* Data about app and page elements:
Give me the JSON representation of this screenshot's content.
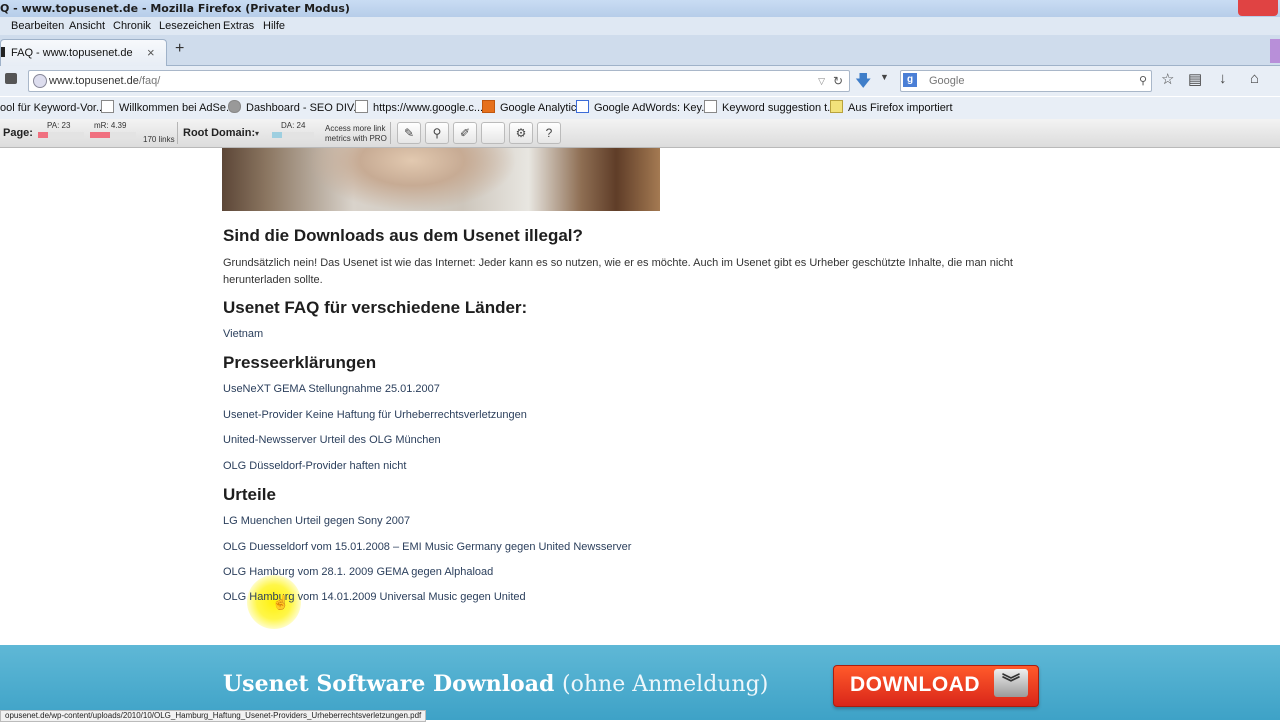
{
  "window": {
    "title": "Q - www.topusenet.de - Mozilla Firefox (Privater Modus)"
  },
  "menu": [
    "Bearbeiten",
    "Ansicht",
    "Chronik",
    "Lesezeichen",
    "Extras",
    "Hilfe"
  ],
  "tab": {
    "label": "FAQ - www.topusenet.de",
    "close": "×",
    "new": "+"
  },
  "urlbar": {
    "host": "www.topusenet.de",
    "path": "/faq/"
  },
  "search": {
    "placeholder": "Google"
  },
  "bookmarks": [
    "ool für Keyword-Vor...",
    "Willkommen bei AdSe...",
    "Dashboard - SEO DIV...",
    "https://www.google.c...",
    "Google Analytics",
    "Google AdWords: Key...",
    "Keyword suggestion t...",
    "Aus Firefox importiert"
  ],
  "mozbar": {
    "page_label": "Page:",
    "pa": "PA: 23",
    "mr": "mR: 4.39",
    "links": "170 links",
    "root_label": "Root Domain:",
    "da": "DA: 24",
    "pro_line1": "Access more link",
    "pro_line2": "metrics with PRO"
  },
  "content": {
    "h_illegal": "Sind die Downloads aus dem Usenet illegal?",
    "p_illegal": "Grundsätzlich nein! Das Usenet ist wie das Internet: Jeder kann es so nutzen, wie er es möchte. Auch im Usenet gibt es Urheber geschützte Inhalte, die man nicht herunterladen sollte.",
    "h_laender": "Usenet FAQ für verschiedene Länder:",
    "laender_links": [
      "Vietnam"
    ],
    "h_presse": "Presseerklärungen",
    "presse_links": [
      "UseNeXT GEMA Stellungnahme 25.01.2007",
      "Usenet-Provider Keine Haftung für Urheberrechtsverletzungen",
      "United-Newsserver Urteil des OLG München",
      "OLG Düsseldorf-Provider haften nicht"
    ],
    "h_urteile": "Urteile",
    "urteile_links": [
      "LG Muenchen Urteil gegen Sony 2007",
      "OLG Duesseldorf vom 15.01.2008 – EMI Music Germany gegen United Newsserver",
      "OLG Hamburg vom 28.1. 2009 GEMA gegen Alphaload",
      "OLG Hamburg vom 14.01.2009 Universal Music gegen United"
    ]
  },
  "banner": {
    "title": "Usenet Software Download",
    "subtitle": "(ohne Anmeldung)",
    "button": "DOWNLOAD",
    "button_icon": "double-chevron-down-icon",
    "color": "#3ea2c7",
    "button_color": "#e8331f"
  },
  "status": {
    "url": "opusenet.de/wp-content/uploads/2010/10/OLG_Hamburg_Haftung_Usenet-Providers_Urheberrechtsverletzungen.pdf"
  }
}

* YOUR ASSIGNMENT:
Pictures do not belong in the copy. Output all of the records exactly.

* REPLY:
Give me the JSON representation of this screenshot's content.
{
  "window": {
    "title": "Q - www.topusenet.de - Mozilla Firefox (Privater Modus)"
  },
  "menu": [
    "Bearbeiten",
    "Ansicht",
    "Chronik",
    "Lesezeichen",
    "Extras",
    "Hilfe"
  ],
  "tab": {
    "label": "FAQ - www.topusenet.de",
    "close": "×",
    "new": "+"
  },
  "urlbar": {
    "host": "www.topusenet.de",
    "path": "/faq/"
  },
  "search": {
    "placeholder": "Google"
  },
  "bookmarks": [
    "ool für Keyword-Vor...",
    "Willkommen bei AdSe...",
    "Dashboard - SEO DIV...",
    "https://www.google.c...",
    "Google Analytics",
    "Google AdWords: Key...",
    "Keyword suggestion t...",
    "Aus Firefox importiert"
  ],
  "mozbar": {
    "page_label": "Page:",
    "pa": "PA: 23",
    "mr": "mR: 4.39",
    "links": "170 links",
    "root_label": "Root Domain:",
    "da": "DA: 24",
    "pro_line1": "Access more link",
    "pro_line2": "metrics with PRO"
  },
  "content": {
    "h_illegal": "Sind die Downloads aus dem Usenet illegal?",
    "p_illegal": "Grundsätzlich nein! Das Usenet ist wie das Internet: Jeder kann es so nutzen, wie er es möchte. Auch im Usenet gibt es Urheber geschützte Inhalte, die man nicht herunterladen sollte.",
    "h_laender": "Usenet FAQ für verschiedene Länder:",
    "laender_links": [
      "Vietnam"
    ],
    "h_presse": "Presseerklärungen",
    "presse_links": [
      "UseNeXT GEMA Stellungnahme 25.01.2007",
      "Usenet-Provider Keine Haftung für Urheberrechtsverletzungen",
      "United-Newsserver Urteil des OLG München",
      "OLG Düsseldorf-Provider haften nicht"
    ],
    "h_urteile": "Urteile",
    "urteile_links": [
      "LG Muenchen Urteil gegen Sony 2007",
      "OLG Duesseldorf vom 15.01.2008 – EMI Music Germany gegen United Newsserver",
      "OLG Hamburg vom 28.1. 2009 GEMA gegen Alphaload",
      "OLG Hamburg vom 14.01.2009 Universal Music gegen United"
    ]
  },
  "banner": {
    "title": "Usenet Software Download",
    "subtitle": "(ohne Anmeldung)",
    "button": "DOWNLOAD",
    "button_icon": "double-chevron-down-icon",
    "color": "#3ea2c7",
    "button_color": "#e8331f"
  },
  "status": {
    "url": "opusenet.de/wp-content/uploads/2010/10/OLG_Hamburg_Haftung_Usenet-Providers_Urheberrechtsverletzungen.pdf"
  }
}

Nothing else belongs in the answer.